ERP Reworked: Easy, Accessible, Appealing

by Kiran Kumar & Naveen Punaji - SVPs, ValueLabs

In today’s age of hyper-connectivity, when people access services of their choice at the click of a button, enterprise solutions cannot be left far behind.

Enterprises are rethinking the organization of their operations and processes in an era when interconnectedness has become ubiquitous. Consumers are communicating with machines, connecting with clouds, and chatting through computers. The way they shop, travel, and even socialize has changed radically. While this has opened up new opportunities for enterprises, it has also disrupted existing models, forcing them to relook at the IT landscape to stay relevant.

By connecting multiple systems within an organization, automating operations and streamlining processes, Enterprise Resource Planning (ERP) has been at the heart of running the business. ERP has radically changed the operations of companies by providing seamless connectivity between various silos of an organization; thereby creating a unified version of business intelligence that the management can assimilate and act upon.

But in a world led by the forces of cloud, analytics and mobility, ERP adoption has to be quick and innovative to avoid any disruptions. Customer centricity and business impact will constitute the core of future ERP. The taxonomy of Enterprise IT’s evolution lays bare the charter for its reinvention in the following ways:

Think Business: The legacy of mainframes has, for long, shaped the capabilities of Enterprise IT. As a key technology enabler, it initially focused on automating operations, improving speed, and providing business with management information systems (MIS). The thrust for 15 years since the early 90s has been on industrialization- giving way to making ERP more process driven and transparent, with an emphasis on scale and reliability. But the big picture business outcome was never a primary focus as ERP ownership and implementation remained with IT teams, and there was scant connect with business. The advent of digital, however, has now mandated that Enterprise IT play a larger role in driving business outcomes. Today’s technology is at the forefront of creating new business models and driving unforeseen efficiencies simultaneously. ERP can never be the same again.

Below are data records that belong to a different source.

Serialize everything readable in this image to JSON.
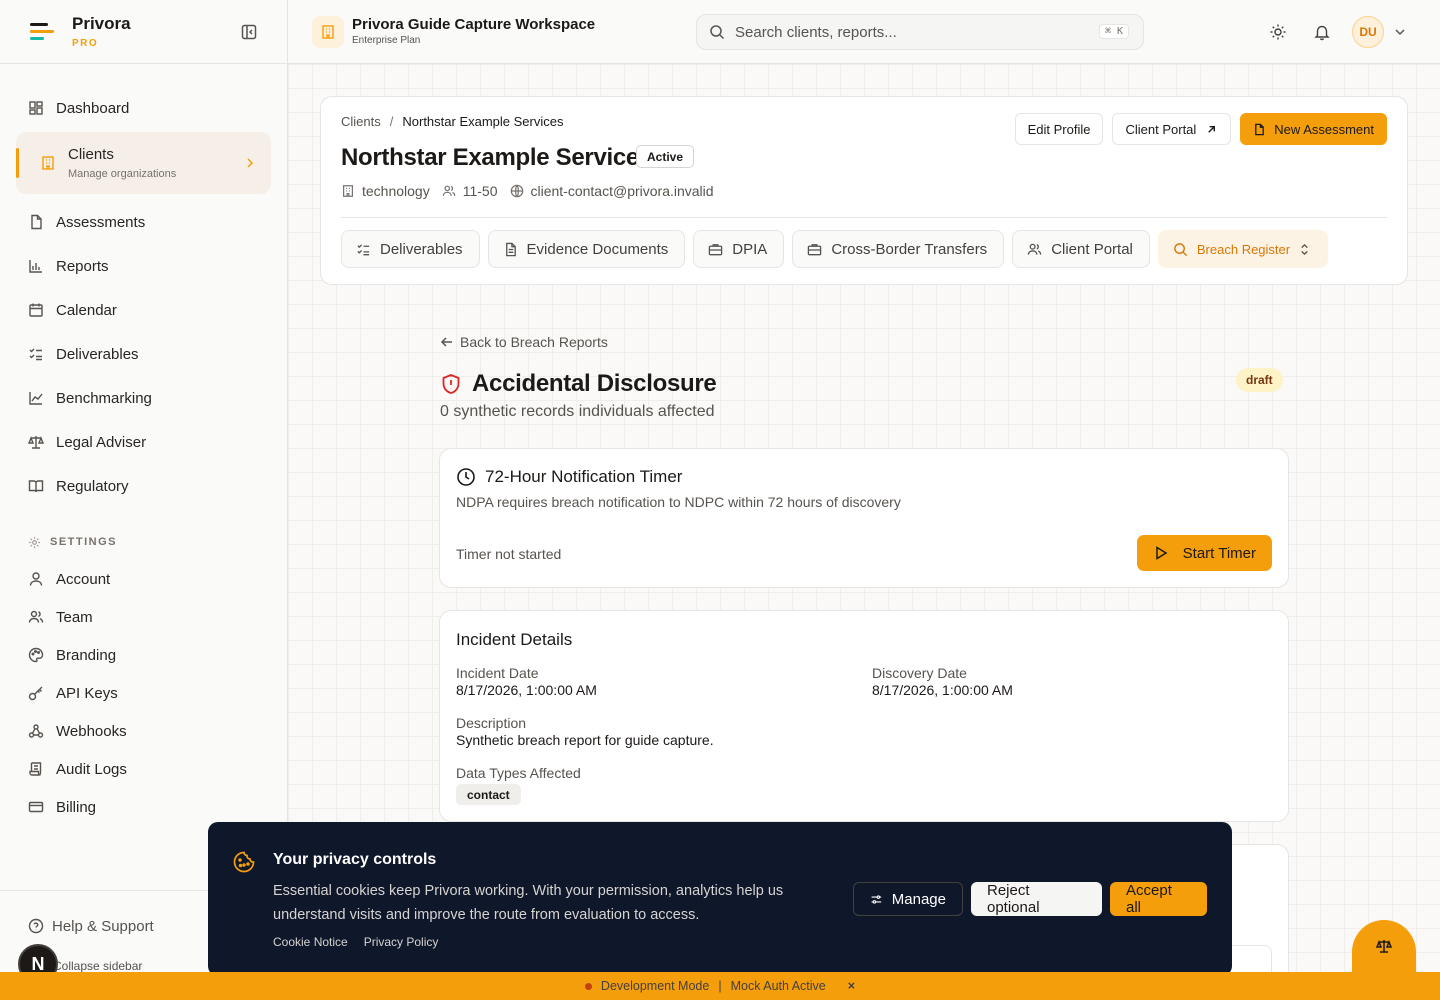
{
  "brand": {
    "name": "Privora",
    "tier": "PRO"
  },
  "sidebar": {
    "nav": [
      {
        "label": "Dashboard",
        "icon": "dashboard-icon"
      },
      {
        "label": "Clients",
        "sub": "Manage organizations",
        "icon": "building-icon",
        "active": true
      },
      {
        "label": "Assessments",
        "icon": "document-icon"
      },
      {
        "label": "Reports",
        "icon": "bar-chart-icon"
      },
      {
        "label": "Calendar",
        "icon": "calendar-icon"
      },
      {
        "label": "Deliverables",
        "icon": "checklist-icon"
      },
      {
        "label": "Benchmarking",
        "icon": "line-chart-icon"
      },
      {
        "label": "Legal Adviser",
        "icon": "scale-icon"
      },
      {
        "label": "Regulatory",
        "icon": "book-icon"
      }
    ],
    "settings_heading": "SETTINGS",
    "settings": [
      {
        "label": "Account",
        "icon": "user-icon"
      },
      {
        "label": "Team",
        "icon": "users-icon"
      },
      {
        "label": "Branding",
        "icon": "palette-icon"
      },
      {
        "label": "API Keys",
        "icon": "key-icon"
      },
      {
        "label": "Webhooks",
        "icon": "webhook-icon"
      },
      {
        "label": "Audit Logs",
        "icon": "scroll-icon"
      },
      {
        "label": "Billing",
        "icon": "credit-card-icon"
      }
    ],
    "help": "Help & Support",
    "collapse": "Collapse sidebar",
    "n_badge": "N"
  },
  "header": {
    "workspace_title": "Privora Guide Capture Workspace",
    "workspace_plan": "Enterprise Plan",
    "search_placeholder": "Search clients, reports...",
    "search_shortcut": "⌘ K",
    "avatar_initials": "DU"
  },
  "client": {
    "breadcrumb_root": "Clients",
    "breadcrumb_sep": "/",
    "breadcrumb_current": "Northstar Example Services",
    "name": "Northstar Example Services",
    "status": "Active",
    "industry": "technology",
    "size": "11-50",
    "email": "client-contact@privora.invalid",
    "buttons": {
      "edit": "Edit Profile",
      "portal": "Client Portal",
      "new": "New Assessment"
    },
    "tabs": [
      {
        "label": "Deliverables",
        "icon": "checklist-icon"
      },
      {
        "label": "Evidence Documents",
        "icon": "document-icon"
      },
      {
        "label": "DPIA",
        "icon": "briefcase-icon"
      },
      {
        "label": "Cross-Border Transfers",
        "icon": "briefcase-icon"
      },
      {
        "label": "Client Portal",
        "icon": "users-icon"
      },
      {
        "label": "Breach Register",
        "icon": "search-icon",
        "active": true
      }
    ]
  },
  "breach": {
    "back": "Back to Breach Reports",
    "title": "Accidental Disclosure",
    "subtitle": "0 synthetic records individuals affected",
    "status": "draft",
    "timer": {
      "title": "72-Hour Notification Timer",
      "description": "NDPA requires breach notification to NDPC within 72 hours of discovery",
      "status": "Timer not started",
      "button": "Start Timer"
    },
    "incident": {
      "title": "Incident Details",
      "incident_date_label": "Incident Date",
      "incident_date": "8/17/2026, 1:00:00 AM",
      "discovery_date_label": "Discovery Date",
      "discovery_date": "8/17/2026, 1:00:00 AM",
      "description_label": "Description",
      "description": "Synthetic breach report for guide capture.",
      "data_types_label": "Data Types Affected",
      "data_types": [
        "contact"
      ]
    }
  },
  "cookie": {
    "title": "Your privacy controls",
    "text": "Essential cookies keep Privora working. With your permission, analytics help us understand visits and improve the route from evaluation to access.",
    "links": [
      "Cookie Notice",
      "Privacy Policy"
    ],
    "manage": "Manage",
    "reject": "Reject optional",
    "accept": "Accept all"
  },
  "devbar": {
    "mode": "Development Mode",
    "sep": "|",
    "auth": "Mock Auth Active",
    "close": "×"
  },
  "colors": {
    "accent": "#f59e0b",
    "danger": "#dc2626",
    "banner": "#0f172a"
  }
}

Act Smart and Agile: Enterprise planning has seen fundamental transformation with digitization. Rolling out an ERP within an organization now goes beyond the considerations of infrastructure, applications, data, and management of the partner ecosystem. The system has to align with agile development models, and needs to be scalable and adaptable to variously sized enterprises. Monetization of the system is another key factor that needs to be borne in mind. Design thinking, decision science, artificial intelligence, a start-up mindset and fast-paced agile operating models are some of the trends that have to be factored in.

Ride the Digital Wave: Most enterprises have well-established IT strategies, leadership and governance. But to create a real business impact in the marketplace, leadership should display a sustained and clear focus on unlocking new digital opportunities and prepare the core of IT services for the purpose.

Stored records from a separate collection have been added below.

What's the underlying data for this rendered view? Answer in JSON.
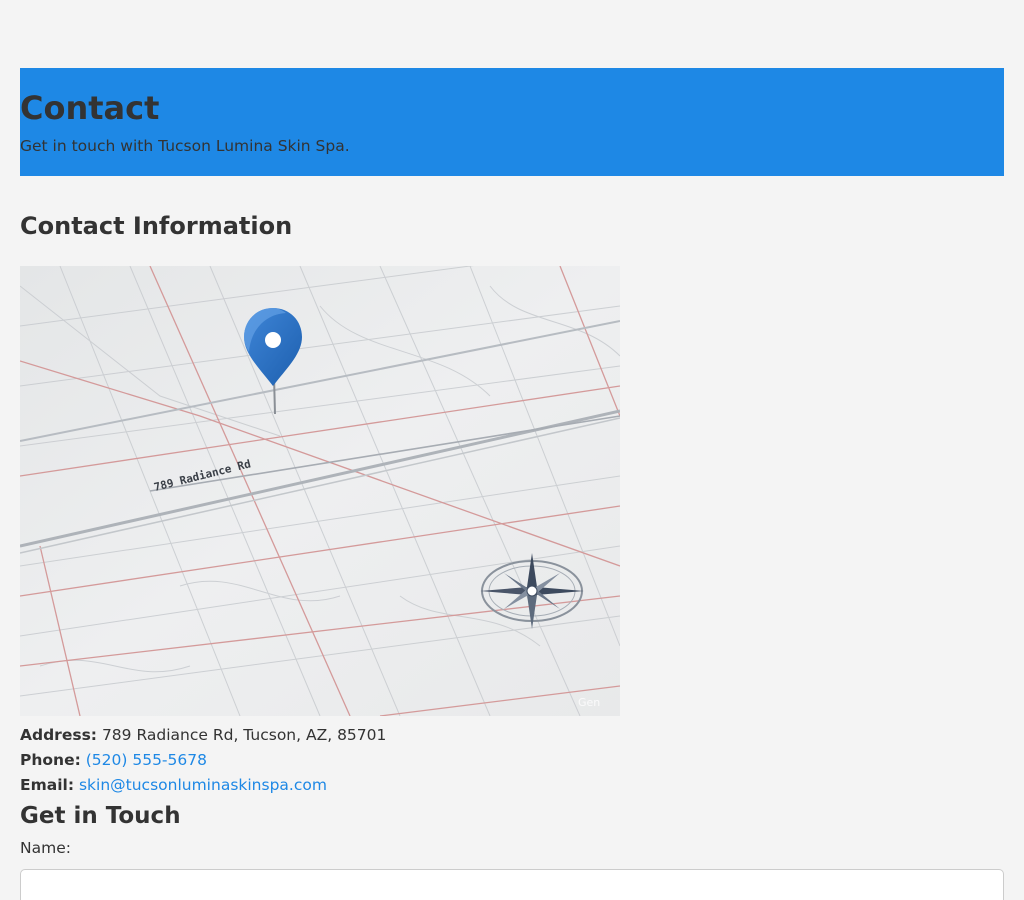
{
  "hero": {
    "title": "Contact",
    "subtitle": "Get in touch with Tucson Lumina Skin Spa."
  },
  "contact_info": {
    "heading": "Contact Information",
    "map": {
      "street_label": "789 Radiance Rd",
      "watermark": "Gen",
      "icons": [
        "location-pin-icon",
        "compass-rose-icon"
      ]
    },
    "address": {
      "label": "Address:",
      "value": "789 Radiance Rd, Tucson, AZ, 85701"
    },
    "phone": {
      "label": "Phone:",
      "value": "(520) 555-5678"
    },
    "email": {
      "label": "Email:",
      "value": "skin@tucsonluminaskinspa.com"
    }
  },
  "form": {
    "heading": "Get in Touch",
    "name_label": "Name:",
    "name_value": ""
  },
  "colors": {
    "accent": "#1e88e5",
    "text": "#333333",
    "background": "#f4f4f4"
  }
}
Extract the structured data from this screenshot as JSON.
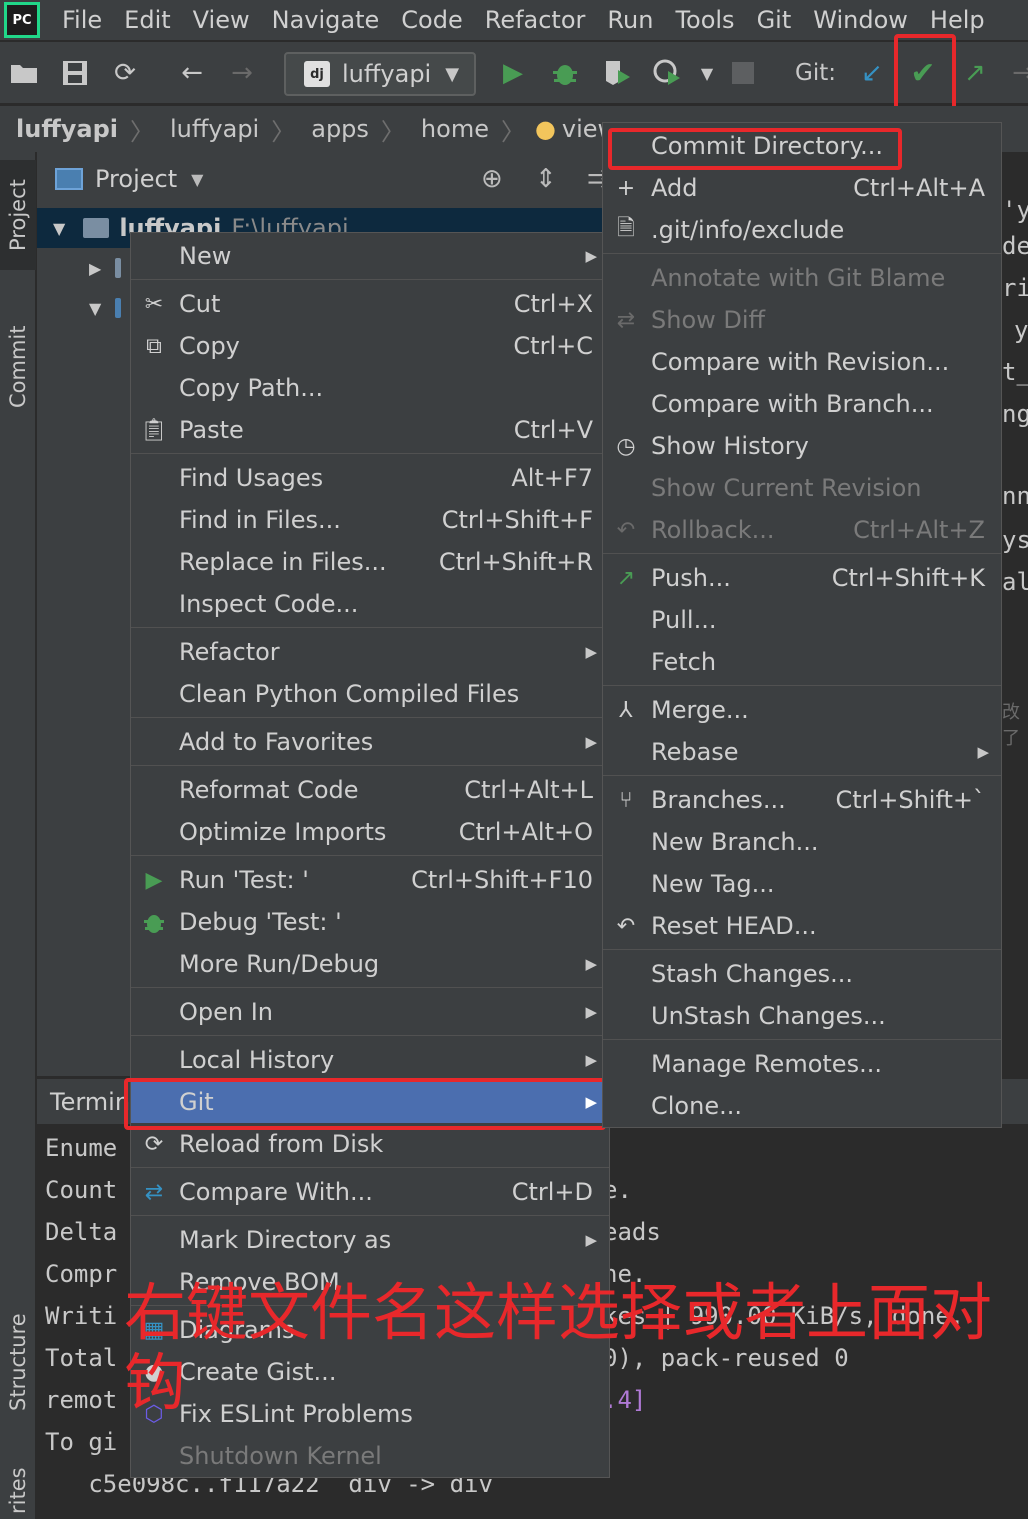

CIO As an Entrepreneur: The role of the CIO has changed fundamentally as technology is now mainly about innovation. Instead of serving an organization’s IT needs and upgrading them to newer versions within allocated budgets, a CIO now needs to demonstrate how technology will impact business and how soon the returns on investment in monetary terms can be realized. Data and advanced analytics, mobility, the Internet of Things (IoT) and cloud computing have to be leveraged to the maximum to create new services, products, business processes and revenue opportunities.

Faster ROI: Businesses do not have the luxury of heavy technology investments. Behemoth-sized deals are passé; technology Heads need to plan small, fast-paced and incremental implementations that show demonstrable value for money. Cloud and pay-as-you-use models are shifting the preference from asset-intensive capital expenditure centric approach to utility-based operating expenditure.

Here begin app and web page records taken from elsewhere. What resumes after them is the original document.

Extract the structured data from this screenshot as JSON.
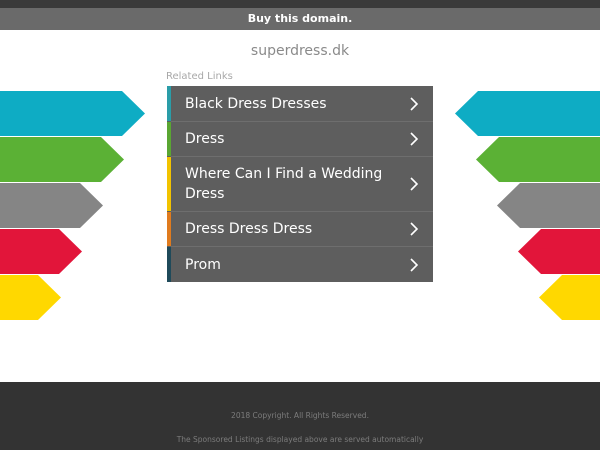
{
  "banner": {
    "label": "Buy this domain."
  },
  "domain": "superdress.dk",
  "related_links": {
    "heading": "Related Links",
    "items": [
      {
        "label": "Black Dress Dresses",
        "accent": "#2a9da8"
      },
      {
        "label": "Dress",
        "accent": "#5aa632"
      },
      {
        "label": "Where Can I Find a Wedding Dress",
        "accent": "#f2c300"
      },
      {
        "label": "Dress Dress Dress",
        "accent": "#e07b1e"
      },
      {
        "label": "Prom",
        "accent": "#1f4a5a"
      }
    ],
    "chevron_icon": "chevron-right-icon"
  },
  "decor": {
    "stripe_colors": [
      "#0eacc4",
      "#5bb135",
      "#858585",
      "#e2153a",
      "#ffd800"
    ]
  },
  "footer": {
    "copyright": "2018 Copyright. All Rights Reserved.",
    "notice": "The Sponsored Listings displayed above are served automatically"
  }
}
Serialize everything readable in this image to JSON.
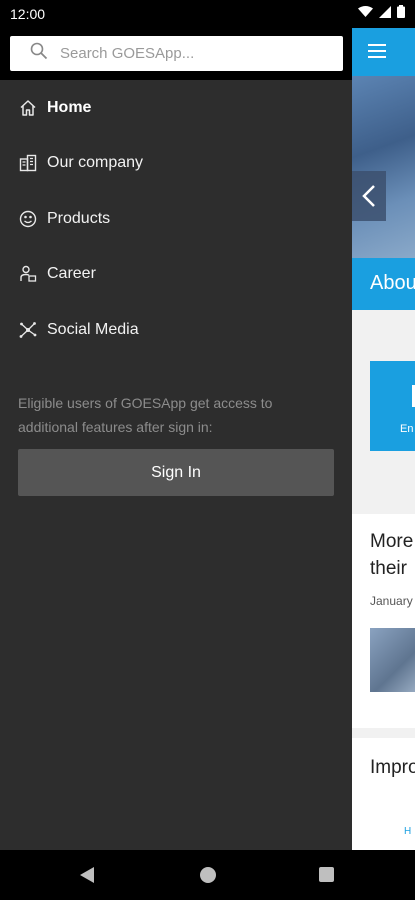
{
  "status": {
    "time": "12:00"
  },
  "search": {
    "placeholder": "Search GOESApp..."
  },
  "nav": {
    "items": [
      {
        "label": "Home",
        "icon": "home-icon",
        "active": true
      },
      {
        "label": "Our company",
        "icon": "building-icon"
      },
      {
        "label": "Products",
        "icon": "products-icon"
      },
      {
        "label": "Career",
        "icon": "career-icon"
      },
      {
        "label": "Social Media",
        "icon": "network-icon"
      }
    ]
  },
  "signin": {
    "note": "Eligible users of GOESApp get access to additional features after sign in:",
    "button_label": "Sign In"
  },
  "underlay": {
    "about_label": "Abou",
    "card_label": "En",
    "news1_title_line1": "More",
    "news1_title_line2": "their",
    "news1_date": "January",
    "news2_title": "Impro",
    "tab_label": "H"
  },
  "colors": {
    "accent": "#1a9fe0",
    "drawer_bg": "#2d2d2d",
    "button_bg": "#555555"
  }
}
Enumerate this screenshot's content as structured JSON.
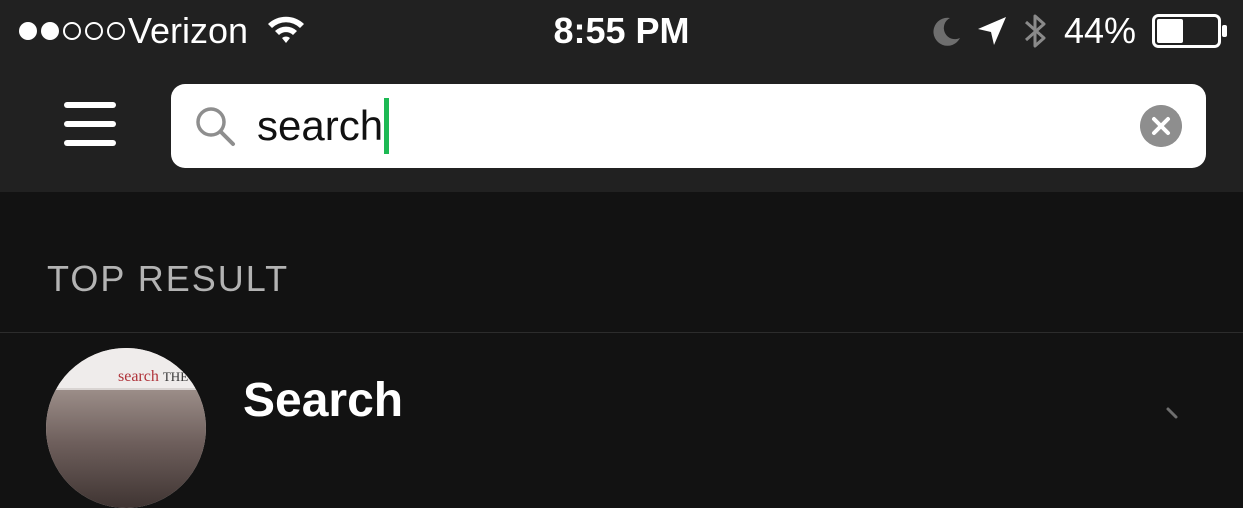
{
  "status_bar": {
    "signal_filled": 2,
    "signal_total": 5,
    "carrier": "Verizon",
    "time": "8:55 PM",
    "battery_percent": "44%",
    "battery_level": 0.44,
    "icons": [
      "wifi-icon",
      "moon-icon",
      "location-arrow-icon",
      "bluetooth-icon",
      "battery-icon"
    ]
  },
  "search": {
    "value": "search",
    "icons": [
      "menu-icon",
      "search-icon",
      "clear-icon"
    ]
  },
  "results": {
    "section_label": "TOP RESULT",
    "top_result": {
      "title": "Search",
      "art_text": "search",
      "art_band": "THE BE"
    }
  },
  "colors": {
    "header_bg": "#212121",
    "body_bg": "#121212",
    "accent": "#1db954",
    "section_label": "#b3b3b3"
  }
}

Time to market: To make good on time-to-market, plan minimum viable products that can be deployed and tested simultaneously, as well as get validated in the market. It accelerates learning, reduces the number of wasted engineering hours, and gets the product to customers as soon as possible.

While there is a lot for ERP leaders to figure out, it is ironical that the euphoria and rabid excitement about the disruptive potential of emerging technologies far outstrips the knowledge of how to use them. Some visualize the current trends as opening unimaginable opportunities. But those who believe in structured and incremental value creation are gripped by panic. There are skeptics, however, who wonder as to what this fuss is all about. Enterprises have a responsibility to answer this and other queries for their own and everyone else’s benefit.